I began this blog entry weeks before the events in Newtown, Connecticut, occurred. After the devastation and with the country in mourning, I decided to wait for the collective angst to abate. The violence of which I am speaking in this entry is operant more on a personal level than the collective violence that has been endemic in our culture. However, I believe that they are related. Working with our own internal violence is a way to do our part in meliorating the collective epidemic. If we are human, we likely have unresolved anger. Whether it shows up as outright rage or adaptive passivity, or something in the middle on this continuum, we can do our share to affect the collective violence. I will describe my own personal journey to becoming aware of and lessening my own footprint of violence.

As a child, I experienced a good deal of rage. Without the ability to understand or express this anger appropriately, I would cry into my pillow at night, alone in the darkness. With so much shame attached to anger, I suspect this is not an uncommon occurrence. During latency, I learned to sublimate this rage. I suspect that during those years much of the anger was internalized or turned against myself. I became reckless driving automobiles, which was quite destructive, but outwardly I became passive and diffident. As I adapted to the persona of a demure individual, I gave up a good deal of my innate authentic power.

While participating in group work with a controversial “spiritual teacher” during early adulthood, group members were given “shadow” presents for Christmas. The presents were specifically selected to evoke transformation. Much to my horror, I was given a plastic machine gun. The nakedness I felt when I opened the present was only surpassed by the shame I felt at having this part of me exposed. If I could have disappeared at that moment, I would have. After all, this was a group of people from whom I could not hide. This is a recurring theme in my life, where I choose people around me who do not become complicit in my denial system. Reluctantly, I took the machine gun home and over the next few weeks I learned to enjoy the sound of simulated bullets shooting out into the air. There was a feeling of suppressed power that was beginning to be released.

When I was in my 20s and 30s, I was intermittently a VICTIM of violence and sometime during my 40s I became a SURVIVOR of violence. In my experience, sometimes a victim of violence creates a certain energetic opening that draws this kind of behavior. This should not be confused with “blaming the victim.” As soon as you enter into “blame” of yourself or others, you re-create the undesirable behavior; you re-create the violence. There is a difference between devolving into blame and acknowledging a deeper pattern that is needing to be transformed. There is a great deal of violence inherent in our culture that needs to be acknowledged and transformed. Whether the imprint being transmuted by the individual is cultural or personal, violence is a pattern that needs to be detoxified within the mandala our society.

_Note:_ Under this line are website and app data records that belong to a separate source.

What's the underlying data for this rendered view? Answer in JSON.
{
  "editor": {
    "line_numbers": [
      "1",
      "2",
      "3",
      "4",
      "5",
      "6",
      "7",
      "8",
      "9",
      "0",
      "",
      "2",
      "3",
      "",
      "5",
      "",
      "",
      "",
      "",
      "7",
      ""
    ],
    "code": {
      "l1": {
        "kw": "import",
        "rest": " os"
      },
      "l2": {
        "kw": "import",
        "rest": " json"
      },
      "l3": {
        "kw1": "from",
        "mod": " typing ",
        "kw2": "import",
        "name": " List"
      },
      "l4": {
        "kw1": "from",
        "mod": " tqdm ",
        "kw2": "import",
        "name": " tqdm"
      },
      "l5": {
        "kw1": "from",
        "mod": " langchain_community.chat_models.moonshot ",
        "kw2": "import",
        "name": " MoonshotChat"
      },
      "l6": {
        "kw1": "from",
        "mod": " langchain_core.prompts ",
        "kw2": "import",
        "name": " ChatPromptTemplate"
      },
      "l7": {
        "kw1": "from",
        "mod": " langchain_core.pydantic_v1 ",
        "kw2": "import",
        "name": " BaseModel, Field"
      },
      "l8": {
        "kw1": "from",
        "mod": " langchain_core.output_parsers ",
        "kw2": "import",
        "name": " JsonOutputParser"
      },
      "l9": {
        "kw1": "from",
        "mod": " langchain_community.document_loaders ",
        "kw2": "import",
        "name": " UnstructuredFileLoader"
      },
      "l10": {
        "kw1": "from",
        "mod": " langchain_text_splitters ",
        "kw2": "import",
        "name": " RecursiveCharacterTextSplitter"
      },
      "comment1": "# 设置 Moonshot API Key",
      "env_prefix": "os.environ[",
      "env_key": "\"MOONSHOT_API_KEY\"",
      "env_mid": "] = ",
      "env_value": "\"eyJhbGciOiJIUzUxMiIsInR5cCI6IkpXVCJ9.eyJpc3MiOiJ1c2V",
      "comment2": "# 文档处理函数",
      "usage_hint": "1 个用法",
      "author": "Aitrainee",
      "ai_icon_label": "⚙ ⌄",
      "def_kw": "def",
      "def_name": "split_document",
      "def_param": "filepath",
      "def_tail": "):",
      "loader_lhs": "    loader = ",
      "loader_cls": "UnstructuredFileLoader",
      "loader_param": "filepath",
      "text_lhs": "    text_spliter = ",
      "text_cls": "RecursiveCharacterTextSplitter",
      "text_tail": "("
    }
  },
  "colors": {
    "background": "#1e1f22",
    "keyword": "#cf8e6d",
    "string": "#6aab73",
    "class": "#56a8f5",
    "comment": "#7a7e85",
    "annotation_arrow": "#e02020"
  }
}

Tragically so, as examples are revealing on an (almost) daily basis.

Within every case of domestic violence, I suspect that there is an imprint of the perpetrator and a related mirror image of the victim. Speaking from my own experience, I can remember the day in group therapy when I actually realized that I had been an integral part of the violence. What a revelation to realize that without my complicity, the violence could not have taken place! And it wasn’t until I courageously identified this insidious pattern within me that I could finally be liberated from it. Unfortunately, the pattern needed to recur over and over, becoming more and more subtle, until I was finally able to transform it. And once I successfully eradicated the pattern in myself, I was able to more effectively teach others to liberate themselves from the violence in their lives as well as the violence endemic to our society. The metaphor I used to identify this pattern of complicity within myself and then with others was “waving a match near a firecracker.” I could see the recognition in people’s eyes, when they were finally able to identify their participation in this  “unholy” covenant. This fearless awareness and the subsequent ownership of the pattern were the necessary prerequisites to the liberation that was to follow.

This revelation holds true for sexual abuse as well. Again, I can remember the moment when I realized that only after I transcended the identity of “victim” of sexual abuse could I be effective in helping others heal from the pattern. Having experienced sexual abuse as a child, this pattern was omnipresent in my psychological work through the years until it was eradicated. It was only after I cleared the feelings of blame and anger (otherwise the victim becomes another perpetrator) and forgave the perpetrator myself was I able to effectively work with “victims” of sexual abuse. Perhaps not everyone has to clear this insidious pattern as completely as I did, but with the responsibility of working with others, I clearly needed  to. I have seen many healthcare professionals who have not completely healed from their pasts, and they inadvertently impede the progress that their clients could have made in clearing the pattern for themselves. Also it is important to realize that forgiveness is less an action to be taken than an outcome that results once unresolved feelings are followed through to completion. Forgiveness happens. It is not a requirement, just an indicator that the work is complete.

There are many circumstances life brings that may be perceived as less than desirable. Perhaps it has been the completion of these forms of violence in my life that has allowed me to go beyond the perception of being a victim of this disabling illness. Regardless, I feel fortunate to have been able to do the transformational work and to help “my beloved others” on the journey. I believe everyone needs to be a part of the solution if we are to transmute the collective violence in our present society.